What is being asked ->
Your answer must consist solely of the line containing "What's the underlying" and all subsequent lines through the end of the entries, reproduced exactly.

Data about app and page elements:
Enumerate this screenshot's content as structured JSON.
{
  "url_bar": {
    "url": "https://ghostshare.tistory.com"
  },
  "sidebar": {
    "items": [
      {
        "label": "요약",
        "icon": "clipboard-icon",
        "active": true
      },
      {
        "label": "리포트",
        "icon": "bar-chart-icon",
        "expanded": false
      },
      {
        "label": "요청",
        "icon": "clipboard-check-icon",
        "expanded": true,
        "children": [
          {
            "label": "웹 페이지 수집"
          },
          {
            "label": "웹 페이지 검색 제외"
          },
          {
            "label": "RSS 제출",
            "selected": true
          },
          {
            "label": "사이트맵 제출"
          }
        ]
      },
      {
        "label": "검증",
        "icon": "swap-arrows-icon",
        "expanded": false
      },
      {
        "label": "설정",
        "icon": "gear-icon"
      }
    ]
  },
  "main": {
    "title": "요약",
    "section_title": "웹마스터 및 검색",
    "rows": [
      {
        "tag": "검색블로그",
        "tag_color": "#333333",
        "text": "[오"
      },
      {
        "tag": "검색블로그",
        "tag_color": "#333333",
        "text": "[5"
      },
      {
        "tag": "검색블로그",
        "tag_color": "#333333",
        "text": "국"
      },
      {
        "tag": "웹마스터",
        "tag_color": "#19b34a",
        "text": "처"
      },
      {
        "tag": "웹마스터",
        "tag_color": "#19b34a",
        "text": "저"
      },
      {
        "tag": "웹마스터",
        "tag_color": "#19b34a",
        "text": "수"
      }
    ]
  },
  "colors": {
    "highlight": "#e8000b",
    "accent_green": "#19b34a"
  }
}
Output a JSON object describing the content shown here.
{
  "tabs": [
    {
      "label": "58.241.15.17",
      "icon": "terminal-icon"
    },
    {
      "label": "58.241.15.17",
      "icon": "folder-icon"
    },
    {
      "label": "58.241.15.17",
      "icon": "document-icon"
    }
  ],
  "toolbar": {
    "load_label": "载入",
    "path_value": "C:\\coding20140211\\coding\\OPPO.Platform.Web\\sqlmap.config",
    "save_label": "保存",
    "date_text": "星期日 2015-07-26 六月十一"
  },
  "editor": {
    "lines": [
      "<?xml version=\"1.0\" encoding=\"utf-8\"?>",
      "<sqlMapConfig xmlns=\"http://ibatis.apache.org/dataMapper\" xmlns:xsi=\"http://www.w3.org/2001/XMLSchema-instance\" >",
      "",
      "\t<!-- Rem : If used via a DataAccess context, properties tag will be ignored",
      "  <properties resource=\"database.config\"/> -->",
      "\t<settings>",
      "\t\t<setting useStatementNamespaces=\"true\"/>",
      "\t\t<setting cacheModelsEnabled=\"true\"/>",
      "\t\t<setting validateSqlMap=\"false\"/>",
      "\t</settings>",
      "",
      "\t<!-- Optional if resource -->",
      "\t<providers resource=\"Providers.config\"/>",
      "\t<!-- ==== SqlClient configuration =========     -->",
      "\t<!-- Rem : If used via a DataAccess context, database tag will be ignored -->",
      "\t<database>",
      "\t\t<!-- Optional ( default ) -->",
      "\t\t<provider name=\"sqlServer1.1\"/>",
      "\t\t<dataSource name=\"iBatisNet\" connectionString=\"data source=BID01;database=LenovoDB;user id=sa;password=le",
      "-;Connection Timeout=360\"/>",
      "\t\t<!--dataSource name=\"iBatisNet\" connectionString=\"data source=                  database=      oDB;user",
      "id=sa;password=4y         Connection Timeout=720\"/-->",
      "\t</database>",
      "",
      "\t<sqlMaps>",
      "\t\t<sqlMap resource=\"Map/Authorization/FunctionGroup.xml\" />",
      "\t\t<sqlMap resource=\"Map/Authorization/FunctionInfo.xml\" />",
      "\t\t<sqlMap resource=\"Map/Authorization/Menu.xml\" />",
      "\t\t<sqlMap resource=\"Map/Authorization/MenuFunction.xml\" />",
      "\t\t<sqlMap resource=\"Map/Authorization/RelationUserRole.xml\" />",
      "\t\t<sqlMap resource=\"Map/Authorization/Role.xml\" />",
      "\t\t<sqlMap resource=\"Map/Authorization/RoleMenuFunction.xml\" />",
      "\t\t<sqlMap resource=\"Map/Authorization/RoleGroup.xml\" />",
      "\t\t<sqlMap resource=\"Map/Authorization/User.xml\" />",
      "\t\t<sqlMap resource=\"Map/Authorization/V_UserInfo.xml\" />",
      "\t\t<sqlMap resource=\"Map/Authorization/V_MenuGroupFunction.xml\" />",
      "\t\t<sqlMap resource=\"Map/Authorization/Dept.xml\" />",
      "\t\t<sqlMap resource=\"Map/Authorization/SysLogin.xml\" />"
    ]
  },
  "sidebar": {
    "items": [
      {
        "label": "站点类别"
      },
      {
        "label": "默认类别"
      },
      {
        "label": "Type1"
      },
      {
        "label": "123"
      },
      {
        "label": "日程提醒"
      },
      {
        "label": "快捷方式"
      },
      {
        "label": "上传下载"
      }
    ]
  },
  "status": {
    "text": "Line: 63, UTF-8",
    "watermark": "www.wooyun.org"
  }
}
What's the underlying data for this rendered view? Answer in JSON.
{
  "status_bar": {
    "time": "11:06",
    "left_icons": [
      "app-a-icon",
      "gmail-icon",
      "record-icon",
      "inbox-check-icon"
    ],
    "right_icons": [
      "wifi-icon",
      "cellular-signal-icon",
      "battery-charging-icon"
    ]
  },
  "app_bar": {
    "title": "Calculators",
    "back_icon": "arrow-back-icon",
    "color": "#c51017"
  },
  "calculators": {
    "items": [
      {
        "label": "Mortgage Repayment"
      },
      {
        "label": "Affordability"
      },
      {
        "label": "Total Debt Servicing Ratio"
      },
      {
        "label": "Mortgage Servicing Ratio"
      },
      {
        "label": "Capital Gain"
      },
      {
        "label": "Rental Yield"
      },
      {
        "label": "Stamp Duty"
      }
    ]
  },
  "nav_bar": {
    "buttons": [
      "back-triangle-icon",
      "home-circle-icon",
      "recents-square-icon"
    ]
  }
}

Task solution ->
What's the underlying data for this rendered view? Answer in JSON.
{
  "status_bar": {
    "time": "11:06",
    "left_icons": [
      "app-a-icon",
      "gmail-icon",
      "record-icon",
      "inbox-check-icon"
    ],
    "right_icons": [
      "wifi-icon",
      "cellular-signal-icon",
      "battery-charging-icon"
    ]
  },
  "app_bar": {
    "title": "Calculators",
    "back_icon": "arrow-back-icon",
    "color": "#c51017"
  },
  "calculators": {
    "items": [
      {
        "label": "Mortgage Repayment"
      },
      {
        "label": "Affordability"
      },
      {
        "label": "Total Debt Servicing Ratio"
      },
      {
        "label": "Mortgage Servicing Ratio"
      },
      {
        "label": "Capital Gain"
      },
      {
        "label": "Rental Yield"
      },
      {
        "label": "Stamp Duty"
      }
    ]
  },
  "nav_bar": {
    "buttons": [
      "back-triangle-icon",
      "home-circle-icon",
      "recents-square-icon"
    ]
  }
}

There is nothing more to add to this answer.